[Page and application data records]
[Start of section]

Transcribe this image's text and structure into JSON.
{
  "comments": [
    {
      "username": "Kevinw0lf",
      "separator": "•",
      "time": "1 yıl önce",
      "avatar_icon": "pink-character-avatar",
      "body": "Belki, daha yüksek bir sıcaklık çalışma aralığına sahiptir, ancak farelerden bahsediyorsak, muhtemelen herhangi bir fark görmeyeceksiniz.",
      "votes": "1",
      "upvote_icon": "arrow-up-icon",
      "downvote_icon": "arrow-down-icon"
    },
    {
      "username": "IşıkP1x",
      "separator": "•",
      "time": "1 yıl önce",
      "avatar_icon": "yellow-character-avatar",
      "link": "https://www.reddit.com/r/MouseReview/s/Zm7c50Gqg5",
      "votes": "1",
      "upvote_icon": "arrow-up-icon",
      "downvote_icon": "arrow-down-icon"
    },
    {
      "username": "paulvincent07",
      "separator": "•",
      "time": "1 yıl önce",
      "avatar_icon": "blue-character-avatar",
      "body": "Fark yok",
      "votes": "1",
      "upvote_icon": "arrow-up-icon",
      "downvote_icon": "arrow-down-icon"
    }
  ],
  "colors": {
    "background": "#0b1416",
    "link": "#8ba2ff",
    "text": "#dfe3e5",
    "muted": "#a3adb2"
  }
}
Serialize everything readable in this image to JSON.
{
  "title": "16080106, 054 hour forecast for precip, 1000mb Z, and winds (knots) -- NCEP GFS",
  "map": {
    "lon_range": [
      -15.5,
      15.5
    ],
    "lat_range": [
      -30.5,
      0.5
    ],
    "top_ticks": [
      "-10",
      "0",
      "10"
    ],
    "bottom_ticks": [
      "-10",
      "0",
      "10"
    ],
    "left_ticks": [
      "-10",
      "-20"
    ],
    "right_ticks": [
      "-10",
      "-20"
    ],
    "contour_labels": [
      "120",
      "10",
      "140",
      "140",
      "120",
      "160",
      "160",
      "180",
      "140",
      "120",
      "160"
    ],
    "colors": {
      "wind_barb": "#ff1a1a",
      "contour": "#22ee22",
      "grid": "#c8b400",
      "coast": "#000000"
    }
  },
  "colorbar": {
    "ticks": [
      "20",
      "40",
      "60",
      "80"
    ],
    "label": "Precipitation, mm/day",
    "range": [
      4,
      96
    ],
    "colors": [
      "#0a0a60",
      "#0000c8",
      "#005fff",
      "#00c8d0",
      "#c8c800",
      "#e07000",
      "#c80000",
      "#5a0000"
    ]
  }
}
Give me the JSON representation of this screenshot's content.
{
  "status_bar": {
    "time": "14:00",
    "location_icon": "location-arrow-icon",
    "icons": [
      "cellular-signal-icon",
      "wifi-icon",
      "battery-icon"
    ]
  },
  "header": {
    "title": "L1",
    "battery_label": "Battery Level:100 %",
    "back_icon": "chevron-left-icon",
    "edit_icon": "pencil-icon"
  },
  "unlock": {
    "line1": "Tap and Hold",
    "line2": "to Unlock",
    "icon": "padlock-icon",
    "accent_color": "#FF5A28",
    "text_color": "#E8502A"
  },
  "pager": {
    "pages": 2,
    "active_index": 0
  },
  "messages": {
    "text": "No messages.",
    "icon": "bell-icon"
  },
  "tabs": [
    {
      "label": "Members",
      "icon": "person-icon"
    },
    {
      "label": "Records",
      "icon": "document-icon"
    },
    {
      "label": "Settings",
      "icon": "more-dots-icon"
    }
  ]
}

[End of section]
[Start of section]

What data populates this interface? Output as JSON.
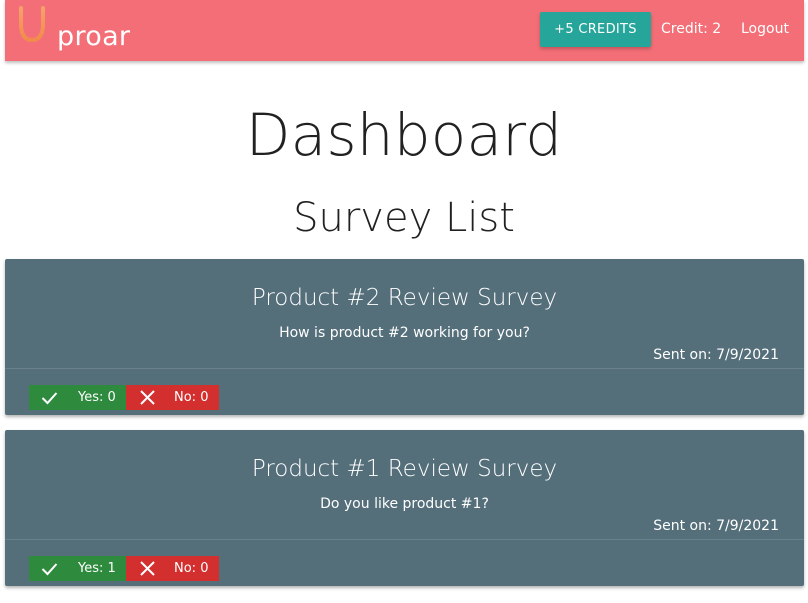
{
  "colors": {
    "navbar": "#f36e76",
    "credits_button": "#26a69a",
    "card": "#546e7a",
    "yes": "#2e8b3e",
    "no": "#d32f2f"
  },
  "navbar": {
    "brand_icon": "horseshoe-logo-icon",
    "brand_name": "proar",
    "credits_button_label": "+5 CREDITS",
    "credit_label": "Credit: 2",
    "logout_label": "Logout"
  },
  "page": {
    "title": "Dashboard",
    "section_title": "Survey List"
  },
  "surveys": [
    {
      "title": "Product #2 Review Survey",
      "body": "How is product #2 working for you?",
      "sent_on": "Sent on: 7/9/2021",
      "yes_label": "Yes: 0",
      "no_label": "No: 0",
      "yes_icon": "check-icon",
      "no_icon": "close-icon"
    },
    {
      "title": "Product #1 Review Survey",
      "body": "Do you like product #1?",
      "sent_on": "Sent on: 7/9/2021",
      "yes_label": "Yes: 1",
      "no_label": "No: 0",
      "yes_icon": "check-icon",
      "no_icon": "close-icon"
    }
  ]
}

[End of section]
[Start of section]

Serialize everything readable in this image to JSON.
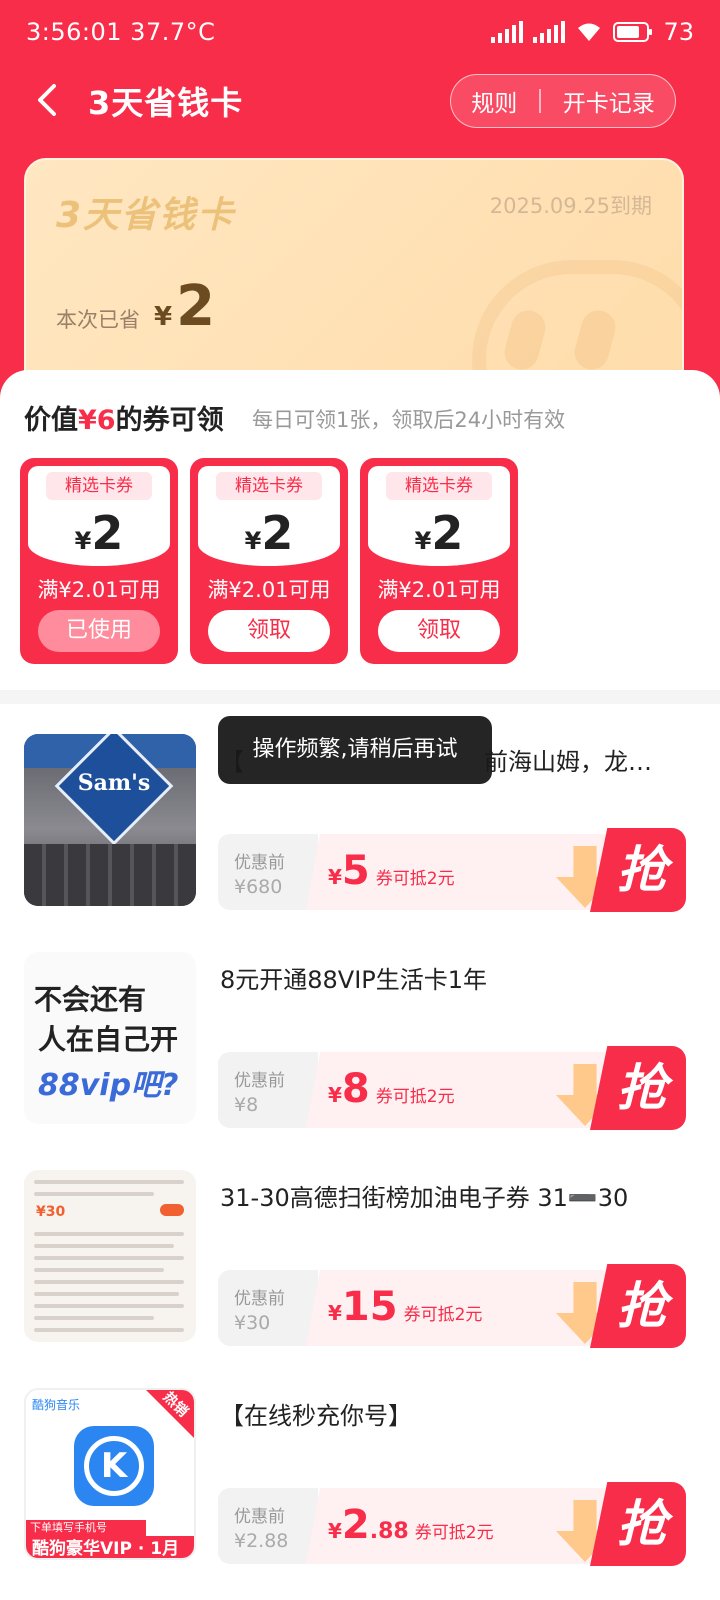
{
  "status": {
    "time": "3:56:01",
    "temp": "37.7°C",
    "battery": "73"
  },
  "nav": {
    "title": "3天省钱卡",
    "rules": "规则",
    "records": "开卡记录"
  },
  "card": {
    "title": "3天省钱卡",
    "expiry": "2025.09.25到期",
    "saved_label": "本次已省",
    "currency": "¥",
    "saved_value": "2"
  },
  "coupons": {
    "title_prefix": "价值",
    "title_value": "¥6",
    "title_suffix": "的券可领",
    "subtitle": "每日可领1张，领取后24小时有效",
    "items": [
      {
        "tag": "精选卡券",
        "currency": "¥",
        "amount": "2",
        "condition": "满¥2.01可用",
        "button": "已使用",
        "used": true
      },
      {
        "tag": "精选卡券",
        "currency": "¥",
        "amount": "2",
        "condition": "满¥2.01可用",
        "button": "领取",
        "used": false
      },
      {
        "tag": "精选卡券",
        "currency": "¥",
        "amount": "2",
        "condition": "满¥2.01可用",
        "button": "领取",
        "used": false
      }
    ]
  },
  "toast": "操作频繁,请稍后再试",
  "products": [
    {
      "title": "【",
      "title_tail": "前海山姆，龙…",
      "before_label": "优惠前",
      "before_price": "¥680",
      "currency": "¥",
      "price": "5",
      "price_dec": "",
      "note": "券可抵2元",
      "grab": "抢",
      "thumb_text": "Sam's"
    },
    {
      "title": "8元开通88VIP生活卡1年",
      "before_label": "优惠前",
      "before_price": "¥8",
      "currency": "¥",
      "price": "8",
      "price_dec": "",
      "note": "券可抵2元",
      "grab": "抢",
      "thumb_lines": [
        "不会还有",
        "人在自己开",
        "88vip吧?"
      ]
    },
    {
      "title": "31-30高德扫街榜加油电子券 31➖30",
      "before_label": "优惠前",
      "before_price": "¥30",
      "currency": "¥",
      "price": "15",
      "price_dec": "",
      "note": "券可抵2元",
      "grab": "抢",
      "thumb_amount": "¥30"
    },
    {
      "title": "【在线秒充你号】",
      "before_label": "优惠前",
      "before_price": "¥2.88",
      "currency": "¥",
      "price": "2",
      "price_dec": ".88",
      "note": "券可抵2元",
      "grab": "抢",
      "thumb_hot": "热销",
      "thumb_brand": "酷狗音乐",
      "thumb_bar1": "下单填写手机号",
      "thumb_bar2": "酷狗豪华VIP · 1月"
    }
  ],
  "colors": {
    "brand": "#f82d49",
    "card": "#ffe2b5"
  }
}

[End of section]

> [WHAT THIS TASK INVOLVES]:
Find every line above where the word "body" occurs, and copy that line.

> [SOLUTION]:
      "body": "Belki, daha yüksek bir sıcaklık çalışma aralığına sahiptir, ancak farelerden bahsediyorsak, muhtemelen herhangi bir fark görmeyeceksiniz.",
      "body": "Fark yok",
      "body": "How is product #2 working for you?",
      "body": "Do you like product #1?",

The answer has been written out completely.